Who: Jesse Hertstein, senior corporate citizenship lead.

Company: Amway, a direct-selling company

Charitable giving highlights: Since 2003, the company has given $190 million in donations and in-kind services to children’s causes and 2.7 million volunteer hours.

Tell me about the company’s philanthropy?

Ten years ago in 2003, we were doing a lot of different things and realized that we couldn’t track the impact that well. We decided to focus. We’ve got millions of distributors and tens of thousands of employees around the world. The needs are different in every country. We built the One by One campaign as a way to focus our efforts on children’s causes but give each local group of distributors and employees the opportunity to find the issues that are most pressing and find a way to respond to them.

What programs do you have in the Washington region?

One organization that an Amway distributor introduced to us a decade ago was the U.S. Dream Academy, based in the District. They work with children whose parents have been incarcerated. We started to support it corporately and found other ways to support it besides money. Another one is Easter Seals, a national partnership in which we’ve given $30 million over the last 30 years. The office in the District also does programs to help local schools and works with WorldVision to provide backpacks and school supplies for Title I schools.

How did you decide to focus on children’s issues? What was the process?

We did surveys, focus groups and we looked at what we were already doing. More than half of what we were doing was supporting children’s causes. Amway stands for helping people reach their potential. It was a natural extension for us in our corporate social responsibility efforts to help children.

How has the campaign evolved over the years?

The biggest, single transition that we’ve had to make over the years was shifting from the idea of it being a corporate-led initiative to something that we truly respond to from the interests and passions of our distributors and employees.

How do you help local sites implement the campaign?

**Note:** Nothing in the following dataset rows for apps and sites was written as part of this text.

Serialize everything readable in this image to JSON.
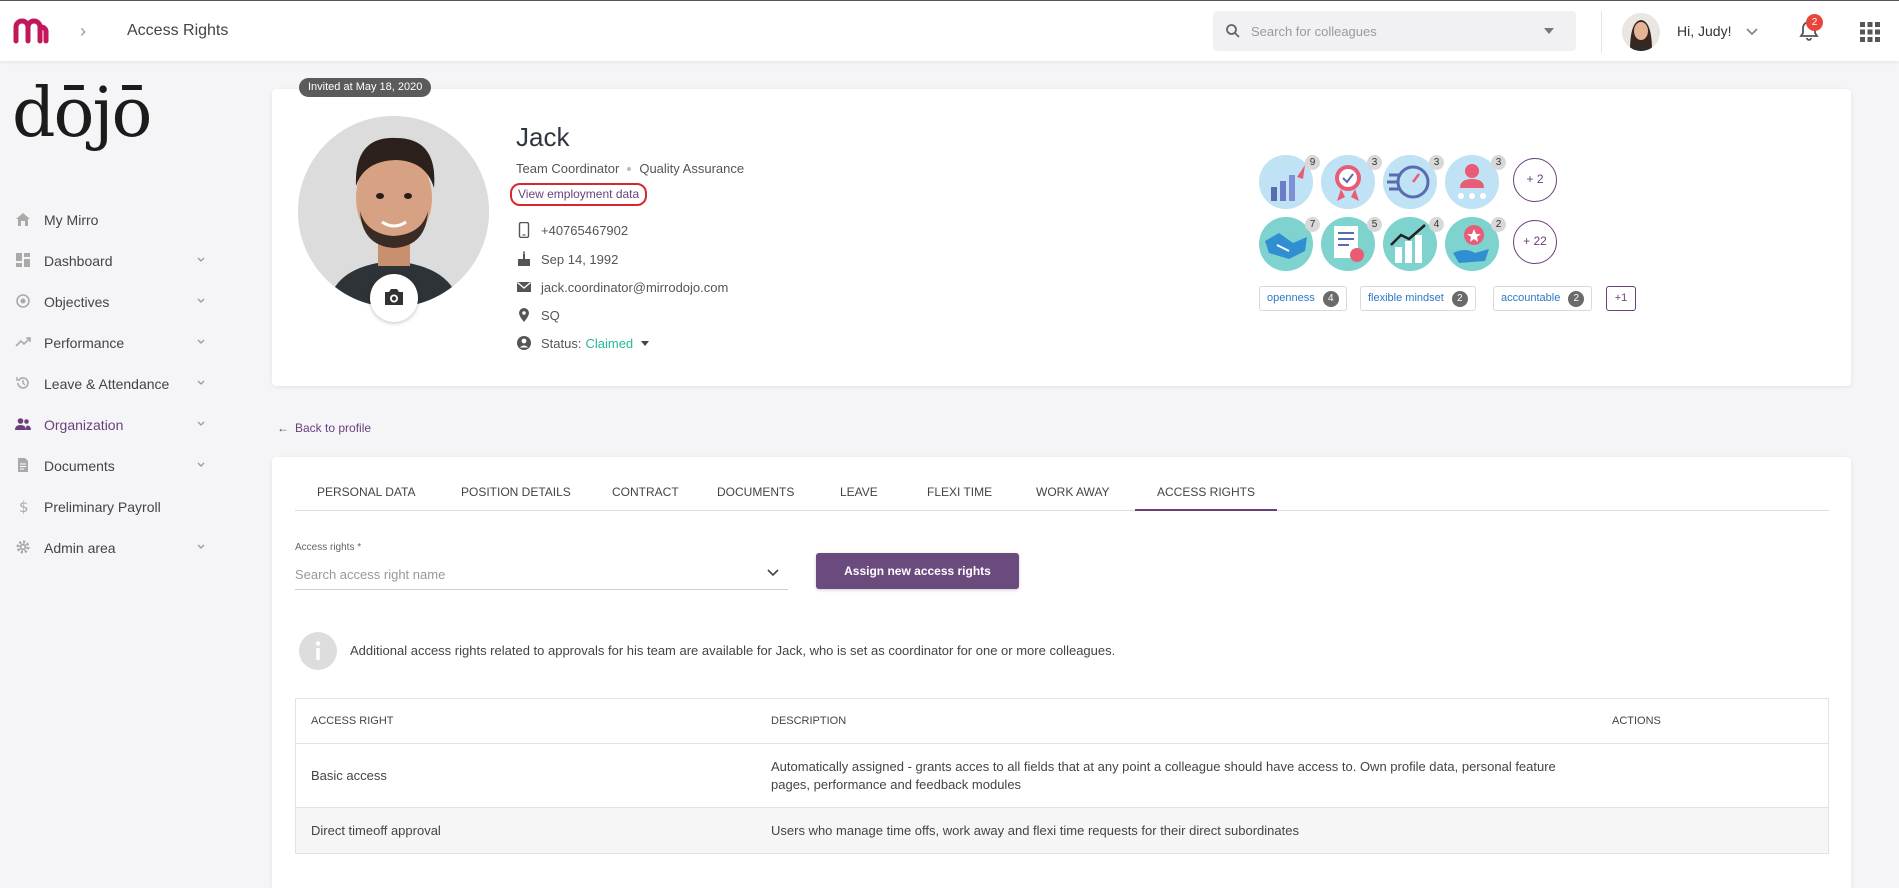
{
  "topbar": {
    "breadcrumb_title": "Access Rights",
    "search_placeholder": "Search for colleagues",
    "greeting": "Hi, Judy!",
    "notification_count": "2"
  },
  "sidebar": {
    "brand": "dōjō",
    "items": [
      {
        "label": "My Mirro",
        "icon": "home-icon",
        "has_chevron": false
      },
      {
        "label": "Dashboard",
        "icon": "dashboard-icon",
        "has_chevron": true
      },
      {
        "label": "Objectives",
        "icon": "target-icon",
        "has_chevron": true
      },
      {
        "label": "Performance",
        "icon": "trend-icon",
        "has_chevron": true
      },
      {
        "label": "Leave & Attendance",
        "icon": "history-icon",
        "has_chevron": true
      },
      {
        "label": "Organization",
        "icon": "people-icon",
        "has_chevron": true,
        "active": true
      },
      {
        "label": "Documents",
        "icon": "document-icon",
        "has_chevron": true
      },
      {
        "label": "Preliminary Payroll",
        "icon": "dollar-icon",
        "has_chevron": false
      },
      {
        "label": "Admin area",
        "icon": "gear-icon",
        "has_chevron": true
      }
    ]
  },
  "profile": {
    "invited": "Invited at May 18, 2020",
    "name": "Jack",
    "role": "Team Coordinator",
    "department": "Quality Assurance",
    "view_employment": "View employment data",
    "phone": "+40765467902",
    "birthday": "Sep 14, 1992",
    "email": "jack.coordinator@mirrodojo.com",
    "location": "SQ",
    "status_label": "Status:",
    "status_value": "Claimed",
    "badges_row1": [
      {
        "icon": "rocket-chart-badge-icon",
        "count": "9"
      },
      {
        "icon": "award-check-badge-icon",
        "count": "3"
      },
      {
        "icon": "speed-clock-badge-icon",
        "count": "3"
      },
      {
        "icon": "person-stars-badge-icon",
        "count": "3"
      }
    ],
    "badges_row1_more": "+ 2",
    "badges_row2": [
      {
        "icon": "handshake-badge-icon",
        "count": "7"
      },
      {
        "icon": "certificate-badge-icon",
        "count": "5"
      },
      {
        "icon": "growth-chart-badge-icon",
        "count": "4"
      },
      {
        "icon": "hand-star-badge-icon",
        "count": "2"
      }
    ],
    "badges_row2_more": "+ 22",
    "tags": [
      {
        "label": "openness",
        "count": "4"
      },
      {
        "label": "flexible mindset",
        "count": "2"
      },
      {
        "label": "accountable",
        "count": "2"
      }
    ],
    "tags_more": "+1"
  },
  "back_link": "Back to profile",
  "tabs": [
    "PERSONAL DATA",
    "POSITION DETAILS",
    "CONTRACT",
    "DOCUMENTS",
    "LEAVE",
    "FLEXI TIME",
    "WORK AWAY",
    "ACCESS RIGHTS"
  ],
  "active_tab": "ACCESS RIGHTS",
  "access_form": {
    "label": "Access rights *",
    "placeholder": "Search access right name",
    "assign_button": "Assign new access rights"
  },
  "info_note": "Additional access rights related to approvals for his team are available for Jack, who is set as coordinator for one or more colleagues.",
  "table": {
    "headers": [
      "ACCESS RIGHT",
      "DESCRIPTION",
      "ACTIONS"
    ],
    "rows": [
      {
        "right": "Basic access",
        "description": "Automatically assigned - grants acces to all fields that at any point a colleague should have access to. Own profile data, personal feature pages, performance and feedback modules"
      },
      {
        "right": "Direct timeoff approval",
        "description": "Users who manage time offs, work away and flexi time requests for their direct subordinates"
      }
    ]
  },
  "colors": {
    "accent": "#6b3f7c",
    "brand_logo": "#c2185b",
    "status_claimed": "#25b89a",
    "highlight_outline": "#d6292f",
    "notification_badge": "#e8453c"
  }
}
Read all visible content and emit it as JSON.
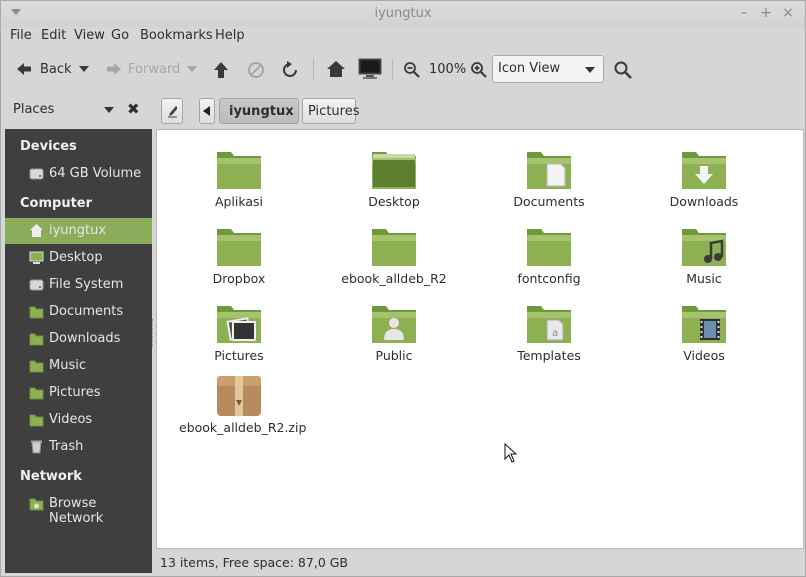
{
  "window": {
    "title": "iyungtux"
  },
  "menubar": [
    "File",
    "Edit",
    "View",
    "Go",
    "Bookmarks",
    "Help"
  ],
  "toolbar": {
    "back_label": "Back",
    "forward_label": "Forward",
    "zoom_level": "100%",
    "view_mode": "Icon View"
  },
  "sidebar": {
    "header_label": "Places",
    "sections": [
      {
        "title": "Devices",
        "items": [
          {
            "label": "64 GB Volume",
            "icon": "drive-icon"
          }
        ]
      },
      {
        "title": "Computer",
        "items": [
          {
            "label": "iyungtux",
            "icon": "home-icon",
            "selected": true
          },
          {
            "label": "Desktop",
            "icon": "desktop-icon"
          },
          {
            "label": "File System",
            "icon": "drive-icon"
          },
          {
            "label": "Documents",
            "icon": "folder-icon"
          },
          {
            "label": "Downloads",
            "icon": "folder-icon"
          },
          {
            "label": "Music",
            "icon": "folder-icon"
          },
          {
            "label": "Pictures",
            "icon": "folder-icon"
          },
          {
            "label": "Videos",
            "icon": "folder-icon"
          },
          {
            "label": "Trash",
            "icon": "trash-icon"
          }
        ]
      },
      {
        "title": "Network",
        "items": [
          {
            "label": "Browse Network",
            "icon": "network-icon"
          }
        ]
      }
    ]
  },
  "pathbar": {
    "crumbs": [
      "iyungtux",
      "Pictures"
    ]
  },
  "files": [
    {
      "name": "Aplikasi",
      "kind": "folder"
    },
    {
      "name": "Desktop",
      "kind": "desktop"
    },
    {
      "name": "Documents",
      "kind": "documents"
    },
    {
      "name": "Downloads",
      "kind": "downloads"
    },
    {
      "name": "Dropbox",
      "kind": "folder"
    },
    {
      "name": "ebook_alldeb_R2",
      "kind": "folder"
    },
    {
      "name": "fontconfig",
      "kind": "folder"
    },
    {
      "name": "Music",
      "kind": "music"
    },
    {
      "name": "Pictures",
      "kind": "pictures"
    },
    {
      "name": "Public",
      "kind": "public"
    },
    {
      "name": "Templates",
      "kind": "templates"
    },
    {
      "name": "Videos",
      "kind": "videos"
    },
    {
      "name": "ebook_alldeb_R2.zip",
      "kind": "archive"
    }
  ],
  "status": {
    "text": "13 items, Free space: 87,0 GB"
  },
  "colors": {
    "accent": "#8bac5a",
    "sidebar_bg": "#3f3f3f",
    "folder": "#8db052"
  }
}
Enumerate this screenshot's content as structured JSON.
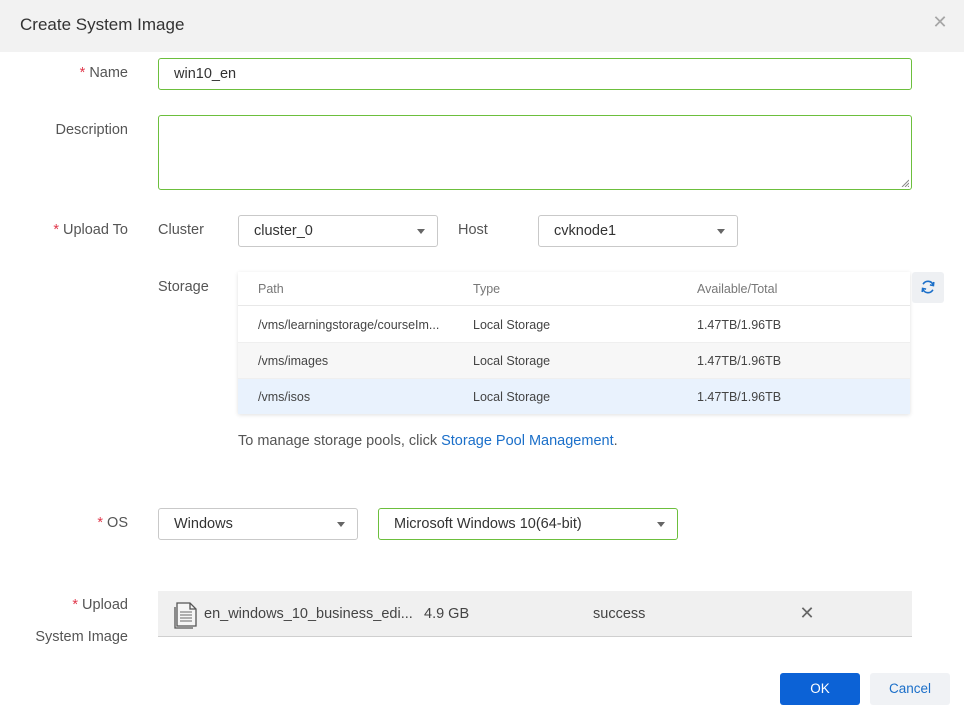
{
  "dialog": {
    "title": "Create System Image"
  },
  "name": {
    "label": "Name",
    "value": "win10_en"
  },
  "description": {
    "label": "Description",
    "value": ""
  },
  "upload_to": {
    "label": "Upload To",
    "cluster_label": "Cluster",
    "cluster_value": "cluster_0",
    "host_label": "Host",
    "host_value": "cvknode1"
  },
  "storage": {
    "label": "Storage",
    "columns": [
      "Path",
      "Type",
      "Available/Total"
    ],
    "rows": [
      {
        "path": "/vms/learningstorage/courseIm...",
        "type": "Local Storage",
        "capacity": "1.47TB/1.96TB"
      },
      {
        "path": "/vms/images",
        "type": "Local Storage",
        "capacity": "1.47TB/1.96TB"
      },
      {
        "path": "/vms/isos",
        "type": "Local Storage",
        "capacity": "1.47TB/1.96TB"
      }
    ],
    "hint_prefix": "To manage storage pools, click ",
    "hint_link": "Storage Pool Management",
    "hint_suffix": "."
  },
  "os": {
    "label": "OS",
    "family": "Windows",
    "version": "Microsoft Windows 10(64-bit)"
  },
  "upload_image": {
    "label_line1": "Upload",
    "label_line2": "System Image",
    "file_name": "en_windows_10_business_edi...",
    "file_size": "4.9 GB",
    "status": "success"
  },
  "footer": {
    "ok_label": "OK",
    "cancel_label": "Cancel"
  },
  "colors": {
    "accent": "#0c62d6",
    "valid_border": "#6cbf3d",
    "required": "#e0374b",
    "link": "#1b6fc9",
    "selected_row": "#e9f2fd"
  }
}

It’s different depending on the market. China is a good example. A lot of what we do there is top-down, organized, family-led. We helped them create a volunteer network and have everyone sign up to participate in community outreach activities and help each find different ways to volunteer and give. Now looking back several years later it has a volunteer base of 65,000 Amway distributors as part of that network. They do everything from blood drives to teaching classes at schools. But they had to build the infrastructure to make it work first.

How do you determine what nonprofits you work with?

They come to us in many ways. Many of us come from our employees. Once we get involved in a specific issue, we find the best organizations that are addressing that issue and engage in partnerships with them. Sometimes they’re brought to us. Sometimes we seek out the best.

What have been some challenges with having a global giving program?

The places around the world that have taken the longest to find success are the ones that are taking longer to find those causes that resonate with our people. For example, in Japan, there’s a big issue around child abuse but no one really wanted to talk about it. It’s a taboo subject.

How did you navigate through that?

We created an idea called the Orange project and started to raise awareness and support organizations to help prevent child abuse. We were able to take the lead on it because it really tapped the passions of our people there.

What books have been helpful for you?

Scott Goodson’s book “How to Build a Brand — and Change the World — by Sparking Cultural Movements.” It’s written by a marketer who is looking at the social space and saying that companies should be helping to define themselves to customers based on rallying people around a common cause. It resonated really well with us because that’s exactly what we’re doing.